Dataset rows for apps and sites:
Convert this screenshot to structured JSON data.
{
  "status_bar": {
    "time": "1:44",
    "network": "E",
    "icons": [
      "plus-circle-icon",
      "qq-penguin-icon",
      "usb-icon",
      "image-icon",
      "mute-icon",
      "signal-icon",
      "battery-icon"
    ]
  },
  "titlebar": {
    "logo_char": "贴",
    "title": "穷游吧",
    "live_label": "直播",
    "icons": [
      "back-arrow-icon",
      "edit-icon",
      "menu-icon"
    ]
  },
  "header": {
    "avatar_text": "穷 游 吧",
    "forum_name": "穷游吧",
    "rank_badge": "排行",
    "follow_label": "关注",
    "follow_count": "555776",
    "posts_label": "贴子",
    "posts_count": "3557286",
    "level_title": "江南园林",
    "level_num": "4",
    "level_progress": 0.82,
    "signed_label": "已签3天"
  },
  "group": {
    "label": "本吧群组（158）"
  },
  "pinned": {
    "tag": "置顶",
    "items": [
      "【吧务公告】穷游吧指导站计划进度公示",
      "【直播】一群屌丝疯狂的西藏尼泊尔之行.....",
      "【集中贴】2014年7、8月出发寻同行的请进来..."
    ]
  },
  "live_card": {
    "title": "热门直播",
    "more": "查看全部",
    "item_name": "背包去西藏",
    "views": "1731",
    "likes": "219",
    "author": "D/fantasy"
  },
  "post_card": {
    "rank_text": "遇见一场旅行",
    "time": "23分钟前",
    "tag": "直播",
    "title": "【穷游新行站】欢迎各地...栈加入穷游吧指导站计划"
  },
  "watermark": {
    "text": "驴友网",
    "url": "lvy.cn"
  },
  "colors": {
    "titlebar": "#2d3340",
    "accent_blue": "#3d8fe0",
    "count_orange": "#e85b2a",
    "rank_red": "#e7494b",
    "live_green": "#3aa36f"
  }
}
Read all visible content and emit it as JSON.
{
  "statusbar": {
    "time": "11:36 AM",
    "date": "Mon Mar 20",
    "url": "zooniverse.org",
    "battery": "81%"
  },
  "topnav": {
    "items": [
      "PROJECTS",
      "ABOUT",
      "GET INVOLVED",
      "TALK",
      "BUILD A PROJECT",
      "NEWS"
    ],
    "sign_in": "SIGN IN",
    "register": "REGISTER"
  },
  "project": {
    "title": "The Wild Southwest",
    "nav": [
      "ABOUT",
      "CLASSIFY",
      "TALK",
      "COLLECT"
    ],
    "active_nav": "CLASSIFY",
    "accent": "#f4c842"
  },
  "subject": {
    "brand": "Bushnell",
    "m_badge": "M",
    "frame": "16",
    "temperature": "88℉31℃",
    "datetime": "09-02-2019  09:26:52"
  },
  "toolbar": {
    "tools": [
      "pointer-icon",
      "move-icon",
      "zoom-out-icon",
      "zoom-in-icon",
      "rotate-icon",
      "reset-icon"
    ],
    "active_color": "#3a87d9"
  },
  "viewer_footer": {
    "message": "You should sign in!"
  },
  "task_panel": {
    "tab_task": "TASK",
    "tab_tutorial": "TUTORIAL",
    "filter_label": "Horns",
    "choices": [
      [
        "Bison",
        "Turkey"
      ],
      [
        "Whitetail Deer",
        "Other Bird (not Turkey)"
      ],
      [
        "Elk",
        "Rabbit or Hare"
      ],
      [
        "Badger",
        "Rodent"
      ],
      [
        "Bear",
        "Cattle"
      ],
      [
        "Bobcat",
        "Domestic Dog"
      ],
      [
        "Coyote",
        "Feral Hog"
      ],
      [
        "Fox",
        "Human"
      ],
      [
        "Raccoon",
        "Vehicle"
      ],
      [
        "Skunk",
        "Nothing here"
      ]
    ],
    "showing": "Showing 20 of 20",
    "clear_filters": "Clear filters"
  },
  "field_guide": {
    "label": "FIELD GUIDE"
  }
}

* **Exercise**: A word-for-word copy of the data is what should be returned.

* **Exercise answer**:
Convert this screenshot to structured JSON data.
{
  "status_bar": {
    "time": "1:44",
    "network": "E",
    "icons": [
      "plus-circle-icon",
      "qq-penguin-icon",
      "usb-icon",
      "image-icon",
      "mute-icon",
      "signal-icon",
      "battery-icon"
    ]
  },
  "titlebar": {
    "logo_char": "贴",
    "title": "穷游吧",
    "live_label": "直播",
    "icons": [
      "back-arrow-icon",
      "edit-icon",
      "menu-icon"
    ]
  },
  "header": {
    "avatar_text": "穷 游 吧",
    "forum_name": "穷游吧",
    "rank_badge": "排行",
    "follow_label": "关注",
    "follow_count": "555776",
    "posts_label": "贴子",
    "posts_count": "3557286",
    "level_title": "江南园林",
    "level_num": "4",
    "level_progress": 0.82,
    "signed_label": "已签3天"
  },
  "group": {
    "label": "本吧群组（158）"
  },
  "pinned": {
    "tag": "置顶",
    "items": [
      "【吧务公告】穷游吧指导站计划进度公示",
      "【直播】一群屌丝疯狂的西藏尼泊尔之行.....",
      "【集中贴】2014年7、8月出发寻同行的请进来..."
    ]
  },
  "live_card": {
    "title": "热门直播",
    "more": "查看全部",
    "item_name": "背包去西藏",
    "views": "1731",
    "likes": "219",
    "author": "D/fantasy"
  },
  "post_card": {
    "rank_text": "遇见一场旅行",
    "time": "23分钟前",
    "tag": "直播",
    "title": "【穷游新行站】欢迎各地...栈加入穷游吧指导站计划"
  },
  "watermark": {
    "text": "驴友网",
    "url": "lvy.cn"
  },
  "colors": {
    "titlebar": "#2d3340",
    "accent_blue": "#3d8fe0",
    "count_orange": "#e85b2a",
    "rank_red": "#e7494b",
    "live_green": "#3aa36f"
  }
}
Read all visible content and emit it as JSON.
{
  "statusbar": {
    "time": "11:36 AM",
    "date": "Mon Mar 20",
    "url": "zooniverse.org",
    "battery": "81%"
  },
  "topnav": {
    "items": [
      "PROJECTS",
      "ABOUT",
      "GET INVOLVED",
      "TALK",
      "BUILD A PROJECT",
      "NEWS"
    ],
    "sign_in": "SIGN IN",
    "register": "REGISTER"
  },
  "project": {
    "title": "The Wild Southwest",
    "nav": [
      "ABOUT",
      "CLASSIFY",
      "TALK",
      "COLLECT"
    ],
    "active_nav": "CLASSIFY",
    "accent": "#f4c842"
  },
  "subject": {
    "brand": "Bushnell",
    "m_badge": "M",
    "frame": "16",
    "temperature": "88℉31℃",
    "datetime": "09-02-2019  09:26:52"
  },
  "toolbar": {
    "tools": [
      "pointer-icon",
      "move-icon",
      "zoom-out-icon",
      "zoom-in-icon",
      "rotate-icon",
      "reset-icon"
    ],
    "active_color": "#3a87d9"
  },
  "viewer_footer": {
    "message": "You should sign in!"
  },
  "task_panel": {
    "tab_task": "TASK",
    "tab_tutorial": "TUTORIAL",
    "filter_label": "Horns",
    "choices": [
      [
        "Bison",
        "Turkey"
      ],
      [
        "Whitetail Deer",
        "Other Bird (not Turkey)"
      ],
      [
        "Elk",
        "Rabbit or Hare"
      ],
      [
        "Badger",
        "Rodent"
      ],
      [
        "Bear",
        "Cattle"
      ],
      [
        "Bobcat",
        "Domestic Dog"
      ],
      [
        "Coyote",
        "Feral Hog"
      ],
      [
        "Fox",
        "Human"
      ],
      [
        "Raccoon",
        "Vehicle"
      ],
      [
        "Skunk",
        "Nothing here"
      ]
    ],
    "showing": "Showing 20 of 20",
    "clear_filters": "Clear filters"
  },
  "field_guide": {
    "label": "FIELD GUIDE"
  }
}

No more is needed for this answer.